TASK DETAILS:
From the records below, work out how many lines contain "English". Reply with that number alone.

START RECORDED INFORMATION

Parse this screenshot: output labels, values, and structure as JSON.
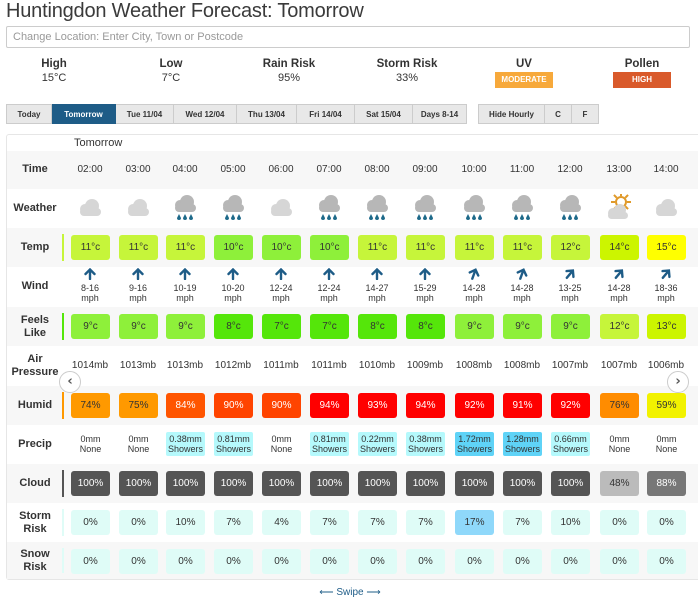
{
  "title": "Huntingdon Weather Forecast: Tomorrow",
  "location_placeholder": "Change Location: Enter City, Town or Postcode",
  "summary": {
    "high": {
      "label": "High",
      "value": "15°C"
    },
    "low": {
      "label": "Low",
      "value": "7°C"
    },
    "rain": {
      "label": "Rain Risk",
      "value": "95%"
    },
    "storm": {
      "label": "Storm Risk",
      "value": "33%"
    },
    "uv": {
      "label": "UV",
      "value": "MODERATE",
      "color": "#f7a93b"
    },
    "pollen": {
      "label": "Pollen",
      "value": "HIGH",
      "color": "#d95a2b"
    }
  },
  "tabs": [
    "Today",
    "Tomorrow",
    "Tue 11/04",
    "Wed 12/04",
    "Thu 13/04",
    "Fri 14/04",
    "Sat 15/04",
    "Days 8-14"
  ],
  "active_tab": 1,
  "tabs2": [
    "Hide Hourly",
    "C",
    "F"
  ],
  "day_label": "Tomorrow",
  "row_labels": {
    "time": "Time",
    "weather": "Weather",
    "temp": "Temp",
    "wind": "Wind",
    "feels": "Feels Like",
    "pressure": "Air Pressure",
    "humid": "Humid",
    "precip": "Precip",
    "cloud": "Cloud",
    "storm": "Storm Risk",
    "snow": "Snow Risk"
  },
  "hours": [
    {
      "time": "02:00",
      "weather": "cloud",
      "temp": "11°c",
      "temp_c": "#c6f53a",
      "wind_dir": 0,
      "wind": "8-16",
      "feels": "9°c",
      "feels_c": "#8ef03a",
      "pressure": "1014mb",
      "humid": "74%",
      "humid_c": "#ff9900",
      "precip": "0mm",
      "precip_t": "None",
      "precip_c": "",
      "cloud": "100%",
      "cloud_c": "#555555",
      "storm": "0%",
      "storm_c": "#dffcf7",
      "snow": "0%"
    },
    {
      "time": "03:00",
      "weather": "cloud",
      "temp": "11°c",
      "temp_c": "#c6f53a",
      "wind_dir": 0,
      "wind": "9-16",
      "feels": "9°c",
      "feels_c": "#8ef03a",
      "pressure": "1013mb",
      "humid": "75%",
      "humid_c": "#ff9900",
      "precip": "0mm",
      "precip_t": "None",
      "precip_c": "",
      "cloud": "100%",
      "cloud_c": "#555555",
      "storm": "0%",
      "storm_c": "#dffcf7",
      "snow": "0%"
    },
    {
      "time": "04:00",
      "weather": "rain",
      "temp": "11°c",
      "temp_c": "#c6f53a",
      "wind_dir": 0,
      "wind": "10-19",
      "feels": "9°c",
      "feels_c": "#8ef03a",
      "pressure": "1013mb",
      "humid": "84%",
      "humid_c": "#ff5500",
      "precip": "0.38mm",
      "precip_t": "Showers",
      "precip_c": "#b5f9fc",
      "cloud": "100%",
      "cloud_c": "#555555",
      "storm": "10%",
      "storm_c": "#dffcf7",
      "snow": "0%"
    },
    {
      "time": "05:00",
      "weather": "rain",
      "temp": "10°c",
      "temp_c": "#8ef03a",
      "wind_dir": 0,
      "wind": "10-20",
      "feels": "8°c",
      "feels_c": "#55e60a",
      "pressure": "1012mb",
      "humid": "90%",
      "humid_c": "#ff4400",
      "precip": "0.81mm",
      "precip_t": "Showers",
      "precip_c": "#b5f9fc",
      "cloud": "100%",
      "cloud_c": "#555555",
      "storm": "7%",
      "storm_c": "#dffcf7",
      "snow": "0%"
    },
    {
      "time": "06:00",
      "weather": "cloud",
      "temp": "10°c",
      "temp_c": "#8ef03a",
      "wind_dir": 0,
      "wind": "12-24",
      "feels": "7°c",
      "feels_c": "#55e60a",
      "pressure": "1011mb",
      "humid": "90%",
      "humid_c": "#ff4400",
      "precip": "0mm",
      "precip_t": "None",
      "precip_c": "",
      "cloud": "100%",
      "cloud_c": "#555555",
      "storm": "4%",
      "storm_c": "#dffcf7",
      "snow": "0%"
    },
    {
      "time": "07:00",
      "weather": "rain",
      "temp": "10°c",
      "temp_c": "#8ef03a",
      "wind_dir": 0,
      "wind": "12-24",
      "feels": "7°c",
      "feels_c": "#55e60a",
      "pressure": "1011mb",
      "humid": "94%",
      "humid_c": "#ff0000",
      "precip": "0.81mm",
      "precip_t": "Showers",
      "precip_c": "#b5f9fc",
      "cloud": "100%",
      "cloud_c": "#555555",
      "storm": "7%",
      "storm_c": "#dffcf7",
      "snow": "0%"
    },
    {
      "time": "08:00",
      "weather": "rain",
      "temp": "11°c",
      "temp_c": "#c6f53a",
      "wind_dir": 0,
      "wind": "14-27",
      "feels": "8°c",
      "feels_c": "#55e60a",
      "pressure": "1010mb",
      "humid": "93%",
      "humid_c": "#ff0000",
      "precip": "0.22mm",
      "precip_t": "Showers",
      "precip_c": "#b5f9fc",
      "cloud": "100%",
      "cloud_c": "#555555",
      "storm": "7%",
      "storm_c": "#dffcf7",
      "snow": "0%"
    },
    {
      "time": "09:00",
      "weather": "rain",
      "temp": "11°c",
      "temp_c": "#c6f53a",
      "wind_dir": 0,
      "wind": "15-29",
      "feels": "8°c",
      "feels_c": "#55e60a",
      "pressure": "1009mb",
      "humid": "94%",
      "humid_c": "#ff0000",
      "precip": "0.38mm",
      "precip_t": "Showers",
      "precip_c": "#b5f9fc",
      "cloud": "100%",
      "cloud_c": "#555555",
      "storm": "7%",
      "storm_c": "#dffcf7",
      "snow": "0%"
    },
    {
      "time": "10:00",
      "weather": "rain",
      "temp": "11°c",
      "temp_c": "#c6f53a",
      "wind_dir": 20,
      "wind": "14-28",
      "feels": "9°c",
      "feels_c": "#8ef03a",
      "pressure": "1008mb",
      "humid": "92%",
      "humid_c": "#ff0000",
      "precip": "1.72mm",
      "precip_t": "Showers",
      "precip_c": "#5fd3f7",
      "cloud": "100%",
      "cloud_c": "#555555",
      "storm": "17%",
      "storm_c": "#8fd8fa",
      "snow": "0%"
    },
    {
      "time": "11:00",
      "weather": "rain",
      "temp": "11°c",
      "temp_c": "#c6f53a",
      "wind_dir": 20,
      "wind": "14-28",
      "feels": "9°c",
      "feels_c": "#8ef03a",
      "pressure": "1008mb",
      "humid": "91%",
      "humid_c": "#ff0000",
      "precip": "1.28mm",
      "precip_t": "Showers",
      "precip_c": "#5fd3f7",
      "cloud": "100%",
      "cloud_c": "#555555",
      "storm": "7%",
      "storm_c": "#dffcf7",
      "snow": "0%"
    },
    {
      "time": "12:00",
      "weather": "rain",
      "temp": "12°c",
      "temp_c": "#c6f53a",
      "wind_dir": 40,
      "wind": "13-25",
      "feels": "9°c",
      "feels_c": "#8ef03a",
      "pressure": "1007mb",
      "humid": "92%",
      "humid_c": "#ff0000",
      "precip": "0.66mm",
      "precip_t": "Showers",
      "precip_c": "#b5f9fc",
      "cloud": "100%",
      "cloud_c": "#555555",
      "storm": "10%",
      "storm_c": "#dffcf7",
      "snow": "0%"
    },
    {
      "time": "13:00",
      "weather": "sun-cloud",
      "temp": "14°c",
      "temp_c": "#ccf500",
      "wind_dir": 40,
      "wind": "14-28",
      "feels": "12°c",
      "feels_c": "#c6f53a",
      "pressure": "1007mb",
      "humid": "76%",
      "humid_c": "#ff8c00",
      "precip": "0mm",
      "precip_t": "None",
      "precip_c": "",
      "cloud": "48%",
      "cloud_c": "#bbbbbb",
      "storm": "0%",
      "storm_c": "#dffcf7",
      "snow": "0%"
    },
    {
      "time": "14:00",
      "weather": "cloud",
      "temp": "15°c",
      "temp_c": "#ffff00",
      "wind_dir": 40,
      "wind": "18-36",
      "feels": "13°c",
      "feels_c": "#ccf500",
      "pressure": "1006mb",
      "humid": "59%",
      "humid_c": "#f2f200",
      "precip": "0mm",
      "precip_t": "None",
      "precip_c": "",
      "cloud": "88%",
      "cloud_c": "#777777",
      "storm": "0%",
      "storm_c": "#dffcf7",
      "snow": "0%"
    }
  ],
  "wind_unit": "mph",
  "swipe_label": "Swipe"
}
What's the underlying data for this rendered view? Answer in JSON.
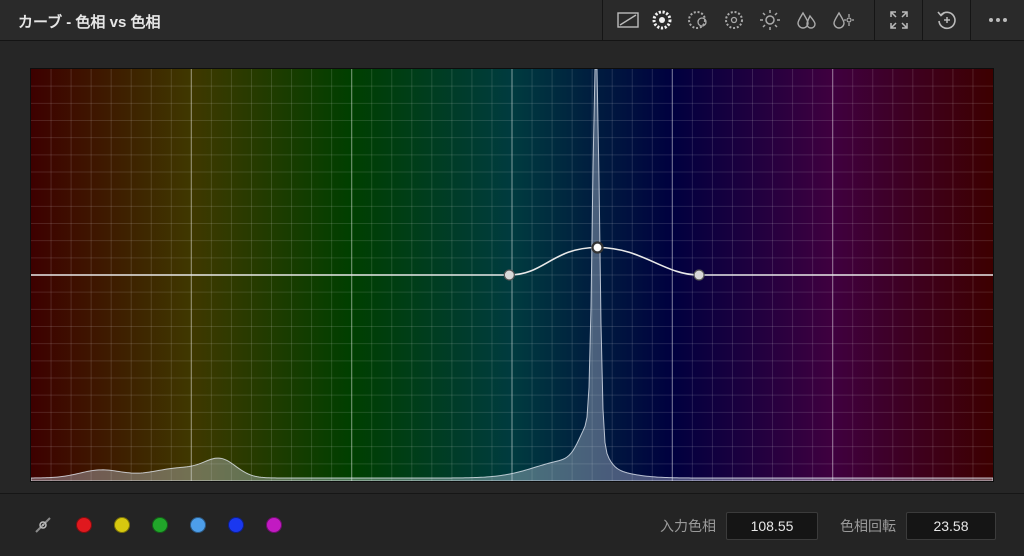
{
  "panel": {
    "title": "カーブ - 色相 vs 色相"
  },
  "toolbar": {
    "mode_icons": [
      "custom-curve-icon",
      "hue-vs-hue-icon",
      "hue-vs-sat-icon",
      "hue-vs-lum-icon",
      "lum-vs-sat-icon",
      "sat-vs-sat-icon",
      "sat-vs-lum-icon"
    ],
    "active_mode": "hue-vs-hue-icon",
    "expand_icon": "expand-icon",
    "reset_icon": "reset-icon",
    "more_icon": "more-options-icon"
  },
  "curve": {
    "points": [
      {
        "hue": 179.0,
        "shift": 0.0
      },
      {
        "hue": 212.0,
        "shift": 11.0
      },
      {
        "hue": 250.0,
        "shift": 0.0
      }
    ],
    "selected_point": 1
  },
  "swatches": [
    {
      "name": "red",
      "color": "#e0181e"
    },
    {
      "name": "yellow",
      "color": "#d7c80f"
    },
    {
      "name": "green",
      "color": "#21a62a"
    },
    {
      "name": "cyan",
      "color": "#4d9eea"
    },
    {
      "name": "blue",
      "color": "#1a38f0"
    },
    {
      "name": "magenta",
      "color": "#c21ac2"
    }
  ],
  "fields": {
    "input_hue_label": "入力色相",
    "input_hue_value": "108.55",
    "hue_rotate_label": "色相回転",
    "hue_rotate_value": "23.58"
  }
}
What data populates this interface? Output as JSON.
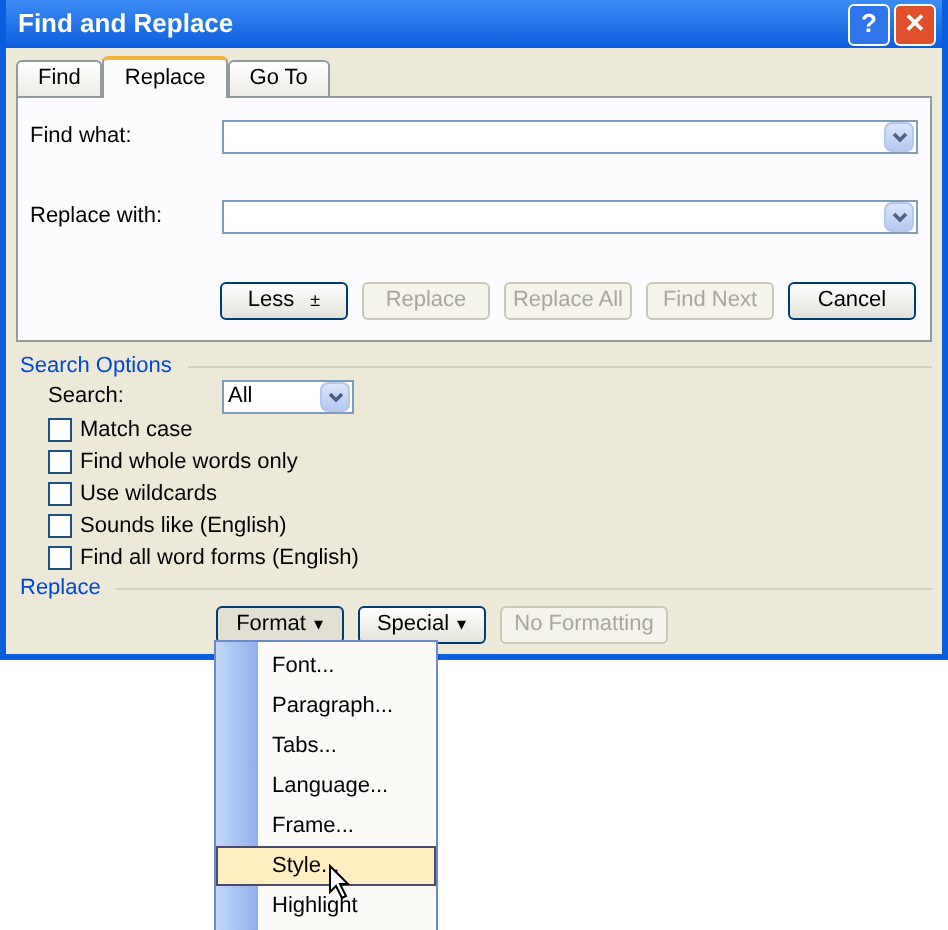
{
  "window": {
    "title": "Find and Replace"
  },
  "title_buttons": [
    {
      "kind": "help",
      "label": "?"
    },
    {
      "kind": "close",
      "label": "✕"
    }
  ],
  "tabs": [
    {
      "label": "Find",
      "selected": false
    },
    {
      "label": "Replace",
      "selected": true
    },
    {
      "label": "Go To",
      "selected": false
    }
  ],
  "fields": [
    {
      "label": "Find what:"
    },
    {
      "label": "Replace with:"
    }
  ],
  "actions": [
    {
      "label": "Less",
      "arrow": "±",
      "disabled": false
    },
    {
      "label": "Replace",
      "disabled": true
    },
    {
      "label": "Replace All",
      "disabled": true
    },
    {
      "label": "Find Next",
      "disabled": true
    },
    {
      "label": "Cancel",
      "disabled": false
    }
  ],
  "search_options": {
    "heading": "Search Options",
    "search_label": "Search:",
    "search_value": "All",
    "checkboxes": [
      {
        "label": "Match case",
        "checked": false
      },
      {
        "label": "Find whole words only",
        "checked": false
      },
      {
        "label": "Use wildcards",
        "checked": false
      },
      {
        "label": "Sounds like (English)",
        "checked": false
      },
      {
        "label": "Find all word forms (English)",
        "checked": false
      }
    ]
  },
  "replace": {
    "heading": "Replace",
    "buttons": [
      {
        "label": "Format",
        "caret": "▾",
        "pressed": true,
        "disabled": false
      },
      {
        "label": "Special",
        "caret": "▾",
        "pressed": false,
        "disabled": false
      },
      {
        "label": "No Formatting",
        "pressed": false,
        "disabled": true
      }
    ]
  },
  "format_menu": [
    {
      "label": "Font...",
      "selected": false
    },
    {
      "label": "Paragraph...",
      "selected": false
    },
    {
      "label": "Tabs...",
      "selected": false
    },
    {
      "label": "Language...",
      "selected": false
    },
    {
      "label": "Frame...",
      "selected": false
    },
    {
      "label": "Style...",
      "selected": true
    },
    {
      "label": "Highlight",
      "selected": false
    }
  ]
}
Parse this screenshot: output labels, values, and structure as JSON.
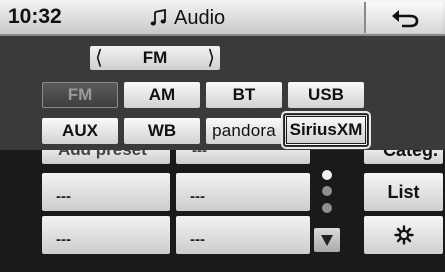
{
  "header": {
    "time": "10:32",
    "title": "Audio",
    "title_icon": "music-note-icon",
    "back_icon": "back-arrow-icon"
  },
  "band_selector": {
    "value": "FM",
    "prev_icon": "chevron-left-icon",
    "next_icon": "chevron-right-icon"
  },
  "sources": {
    "row1": [
      "FM",
      "AM",
      "BT",
      "USB"
    ],
    "row2": [
      "AUX",
      "WB",
      "pandora",
      "SiriusXM"
    ],
    "selected": "SiriusXM",
    "disabled": "FM"
  },
  "presets": {
    "top_left": "Add preset",
    "top_mid": "---",
    "items": [
      "---",
      "---",
      "---",
      "---"
    ]
  },
  "side": {
    "top_label": "Categ.",
    "list_label": "List",
    "settings_icon": "gear-icon",
    "scroll_down_icon": "triangle-down-icon"
  }
}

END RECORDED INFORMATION

SOLUTION:
2